## DATASET EXCERPTS
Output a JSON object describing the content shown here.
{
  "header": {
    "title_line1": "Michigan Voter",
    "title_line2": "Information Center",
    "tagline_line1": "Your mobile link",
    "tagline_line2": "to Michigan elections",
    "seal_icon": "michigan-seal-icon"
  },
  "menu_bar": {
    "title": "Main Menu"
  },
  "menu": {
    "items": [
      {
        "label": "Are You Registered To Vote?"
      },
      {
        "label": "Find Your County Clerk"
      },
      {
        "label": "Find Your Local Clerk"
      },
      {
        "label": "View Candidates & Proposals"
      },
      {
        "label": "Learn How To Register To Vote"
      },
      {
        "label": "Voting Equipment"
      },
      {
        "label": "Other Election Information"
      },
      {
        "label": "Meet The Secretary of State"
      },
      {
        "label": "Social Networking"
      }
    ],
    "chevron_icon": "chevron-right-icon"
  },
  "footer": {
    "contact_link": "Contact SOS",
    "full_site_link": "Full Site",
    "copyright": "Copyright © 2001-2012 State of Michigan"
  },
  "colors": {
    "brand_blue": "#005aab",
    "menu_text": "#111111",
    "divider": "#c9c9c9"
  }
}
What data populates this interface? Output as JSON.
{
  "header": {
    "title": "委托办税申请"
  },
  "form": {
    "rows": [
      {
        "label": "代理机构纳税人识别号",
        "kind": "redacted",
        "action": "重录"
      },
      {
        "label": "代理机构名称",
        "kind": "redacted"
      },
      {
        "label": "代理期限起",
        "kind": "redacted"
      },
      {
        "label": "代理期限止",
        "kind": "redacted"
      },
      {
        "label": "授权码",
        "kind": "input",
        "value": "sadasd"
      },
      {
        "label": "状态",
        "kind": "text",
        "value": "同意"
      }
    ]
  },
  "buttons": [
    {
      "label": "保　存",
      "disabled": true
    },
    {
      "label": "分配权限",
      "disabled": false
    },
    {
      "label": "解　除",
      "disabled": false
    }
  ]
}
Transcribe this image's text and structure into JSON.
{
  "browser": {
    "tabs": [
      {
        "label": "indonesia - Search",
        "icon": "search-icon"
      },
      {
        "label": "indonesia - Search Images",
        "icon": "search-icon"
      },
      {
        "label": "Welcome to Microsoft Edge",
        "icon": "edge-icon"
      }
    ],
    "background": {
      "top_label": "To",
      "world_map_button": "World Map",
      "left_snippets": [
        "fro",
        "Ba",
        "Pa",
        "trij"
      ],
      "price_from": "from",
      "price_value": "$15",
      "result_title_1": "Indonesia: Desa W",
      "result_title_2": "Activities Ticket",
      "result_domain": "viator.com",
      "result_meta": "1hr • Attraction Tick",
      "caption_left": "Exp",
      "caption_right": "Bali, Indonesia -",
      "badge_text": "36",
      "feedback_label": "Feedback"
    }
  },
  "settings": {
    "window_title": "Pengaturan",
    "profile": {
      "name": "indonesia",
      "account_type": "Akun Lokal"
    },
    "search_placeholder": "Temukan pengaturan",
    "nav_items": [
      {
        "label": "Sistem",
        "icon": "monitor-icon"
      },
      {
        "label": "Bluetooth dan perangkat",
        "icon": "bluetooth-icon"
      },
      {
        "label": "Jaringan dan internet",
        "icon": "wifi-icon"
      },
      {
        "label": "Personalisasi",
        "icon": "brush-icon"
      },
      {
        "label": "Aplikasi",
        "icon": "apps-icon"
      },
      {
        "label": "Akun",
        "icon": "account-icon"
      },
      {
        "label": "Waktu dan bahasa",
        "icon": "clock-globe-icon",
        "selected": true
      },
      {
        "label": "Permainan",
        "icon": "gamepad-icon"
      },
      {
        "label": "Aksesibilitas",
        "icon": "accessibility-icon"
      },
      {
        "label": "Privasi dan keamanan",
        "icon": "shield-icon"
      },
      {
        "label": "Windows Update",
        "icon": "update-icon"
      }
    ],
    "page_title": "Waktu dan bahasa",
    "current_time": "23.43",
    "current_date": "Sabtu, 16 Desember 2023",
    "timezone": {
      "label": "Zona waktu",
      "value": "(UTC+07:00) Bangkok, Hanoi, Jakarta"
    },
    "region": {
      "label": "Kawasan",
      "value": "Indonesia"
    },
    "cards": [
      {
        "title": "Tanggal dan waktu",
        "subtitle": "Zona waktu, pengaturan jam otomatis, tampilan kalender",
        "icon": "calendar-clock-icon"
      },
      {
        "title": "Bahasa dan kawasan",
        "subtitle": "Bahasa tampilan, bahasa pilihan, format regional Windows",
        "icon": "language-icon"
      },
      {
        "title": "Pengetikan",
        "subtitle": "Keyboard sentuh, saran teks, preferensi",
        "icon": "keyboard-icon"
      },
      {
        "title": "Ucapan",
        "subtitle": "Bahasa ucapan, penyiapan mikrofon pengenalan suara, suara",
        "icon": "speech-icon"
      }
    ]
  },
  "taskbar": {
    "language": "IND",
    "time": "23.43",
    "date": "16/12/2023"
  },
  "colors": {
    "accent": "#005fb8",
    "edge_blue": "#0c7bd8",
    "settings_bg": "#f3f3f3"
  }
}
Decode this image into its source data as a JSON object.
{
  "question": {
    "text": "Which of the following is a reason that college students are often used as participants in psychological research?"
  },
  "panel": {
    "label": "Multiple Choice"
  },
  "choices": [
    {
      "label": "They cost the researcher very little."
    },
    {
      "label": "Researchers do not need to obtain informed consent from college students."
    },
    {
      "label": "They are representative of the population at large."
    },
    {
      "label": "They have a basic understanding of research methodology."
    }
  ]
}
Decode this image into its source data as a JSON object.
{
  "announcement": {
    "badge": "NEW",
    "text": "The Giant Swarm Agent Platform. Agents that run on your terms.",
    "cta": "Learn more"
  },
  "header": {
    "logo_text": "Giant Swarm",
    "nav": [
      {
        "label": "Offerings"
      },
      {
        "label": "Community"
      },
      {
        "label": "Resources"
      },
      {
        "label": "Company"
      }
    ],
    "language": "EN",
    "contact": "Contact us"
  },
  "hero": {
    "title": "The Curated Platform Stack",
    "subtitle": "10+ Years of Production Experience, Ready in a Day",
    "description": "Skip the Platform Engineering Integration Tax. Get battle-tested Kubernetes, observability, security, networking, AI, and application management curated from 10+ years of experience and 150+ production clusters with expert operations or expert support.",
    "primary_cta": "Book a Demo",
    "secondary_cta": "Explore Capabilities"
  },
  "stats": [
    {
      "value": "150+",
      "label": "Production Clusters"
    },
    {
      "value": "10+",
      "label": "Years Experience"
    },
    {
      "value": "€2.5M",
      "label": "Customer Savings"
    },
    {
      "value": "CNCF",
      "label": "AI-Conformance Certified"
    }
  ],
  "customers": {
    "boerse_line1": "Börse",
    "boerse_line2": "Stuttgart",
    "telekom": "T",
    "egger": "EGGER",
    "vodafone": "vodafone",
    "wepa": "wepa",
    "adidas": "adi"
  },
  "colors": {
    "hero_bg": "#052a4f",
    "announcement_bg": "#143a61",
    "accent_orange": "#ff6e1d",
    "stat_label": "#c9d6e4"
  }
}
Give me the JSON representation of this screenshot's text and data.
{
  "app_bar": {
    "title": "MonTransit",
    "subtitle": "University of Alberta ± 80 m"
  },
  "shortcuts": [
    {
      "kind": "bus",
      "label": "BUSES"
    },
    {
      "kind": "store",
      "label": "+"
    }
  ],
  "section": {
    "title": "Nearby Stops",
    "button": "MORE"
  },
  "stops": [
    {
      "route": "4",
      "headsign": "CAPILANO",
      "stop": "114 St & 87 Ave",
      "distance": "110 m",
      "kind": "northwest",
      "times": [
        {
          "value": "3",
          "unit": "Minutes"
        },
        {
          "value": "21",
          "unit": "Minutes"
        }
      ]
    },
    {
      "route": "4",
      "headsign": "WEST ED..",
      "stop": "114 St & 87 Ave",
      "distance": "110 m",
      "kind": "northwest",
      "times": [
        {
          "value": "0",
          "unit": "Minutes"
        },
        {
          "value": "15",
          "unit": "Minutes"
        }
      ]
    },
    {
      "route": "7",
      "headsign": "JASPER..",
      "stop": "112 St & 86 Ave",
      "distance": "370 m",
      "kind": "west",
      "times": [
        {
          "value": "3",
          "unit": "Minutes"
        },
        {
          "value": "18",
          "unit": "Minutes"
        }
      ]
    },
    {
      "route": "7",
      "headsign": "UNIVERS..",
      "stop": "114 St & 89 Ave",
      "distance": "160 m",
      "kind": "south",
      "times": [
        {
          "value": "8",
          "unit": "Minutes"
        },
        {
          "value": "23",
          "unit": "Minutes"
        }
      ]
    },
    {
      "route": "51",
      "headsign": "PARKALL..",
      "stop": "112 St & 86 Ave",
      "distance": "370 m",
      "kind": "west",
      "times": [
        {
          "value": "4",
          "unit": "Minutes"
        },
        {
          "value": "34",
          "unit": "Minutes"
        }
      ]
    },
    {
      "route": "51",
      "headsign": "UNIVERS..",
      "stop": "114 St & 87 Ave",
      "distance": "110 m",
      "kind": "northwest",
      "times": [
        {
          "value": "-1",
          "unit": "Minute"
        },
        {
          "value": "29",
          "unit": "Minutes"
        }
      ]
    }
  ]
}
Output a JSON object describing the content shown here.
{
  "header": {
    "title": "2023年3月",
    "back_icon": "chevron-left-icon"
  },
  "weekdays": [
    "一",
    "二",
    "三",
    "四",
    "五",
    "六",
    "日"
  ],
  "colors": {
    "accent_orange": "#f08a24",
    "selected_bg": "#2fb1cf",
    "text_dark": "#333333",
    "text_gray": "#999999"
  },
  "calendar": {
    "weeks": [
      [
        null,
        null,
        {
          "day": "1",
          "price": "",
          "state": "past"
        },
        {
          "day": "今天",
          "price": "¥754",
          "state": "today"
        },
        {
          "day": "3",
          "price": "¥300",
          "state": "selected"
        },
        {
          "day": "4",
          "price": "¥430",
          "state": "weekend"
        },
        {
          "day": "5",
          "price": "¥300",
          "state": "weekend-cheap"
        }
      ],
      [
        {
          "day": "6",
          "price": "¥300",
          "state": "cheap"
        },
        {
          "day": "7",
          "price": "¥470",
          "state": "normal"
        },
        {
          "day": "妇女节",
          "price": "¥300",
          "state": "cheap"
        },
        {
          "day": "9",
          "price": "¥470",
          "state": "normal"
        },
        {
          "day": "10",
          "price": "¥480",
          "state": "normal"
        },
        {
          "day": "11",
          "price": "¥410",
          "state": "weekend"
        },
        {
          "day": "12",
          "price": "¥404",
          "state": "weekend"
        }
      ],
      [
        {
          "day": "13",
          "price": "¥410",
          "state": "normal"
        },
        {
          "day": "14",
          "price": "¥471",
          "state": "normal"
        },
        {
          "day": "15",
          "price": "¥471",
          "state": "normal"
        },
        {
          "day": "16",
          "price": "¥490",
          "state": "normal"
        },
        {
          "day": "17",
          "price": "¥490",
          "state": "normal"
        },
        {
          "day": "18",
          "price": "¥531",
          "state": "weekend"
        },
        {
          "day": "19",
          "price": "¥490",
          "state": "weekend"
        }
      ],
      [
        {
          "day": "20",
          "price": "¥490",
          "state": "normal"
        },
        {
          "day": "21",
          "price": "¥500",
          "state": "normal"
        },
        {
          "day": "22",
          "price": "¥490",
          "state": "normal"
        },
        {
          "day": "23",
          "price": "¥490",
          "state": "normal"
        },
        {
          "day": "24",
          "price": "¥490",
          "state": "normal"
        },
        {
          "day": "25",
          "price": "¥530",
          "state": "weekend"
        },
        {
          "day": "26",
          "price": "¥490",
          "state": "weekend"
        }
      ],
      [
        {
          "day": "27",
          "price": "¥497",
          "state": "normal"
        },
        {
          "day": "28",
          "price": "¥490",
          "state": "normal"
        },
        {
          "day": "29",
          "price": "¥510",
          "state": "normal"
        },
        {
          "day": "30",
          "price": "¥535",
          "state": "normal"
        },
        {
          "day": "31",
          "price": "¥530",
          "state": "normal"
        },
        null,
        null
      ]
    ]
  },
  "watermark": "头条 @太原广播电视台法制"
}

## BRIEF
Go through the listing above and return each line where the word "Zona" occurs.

## YOUR RESPONSE
      "label": "Zona waktu",
        "subtitle": "Zona waktu, pengaturan jam otomatis, tampilan kalender",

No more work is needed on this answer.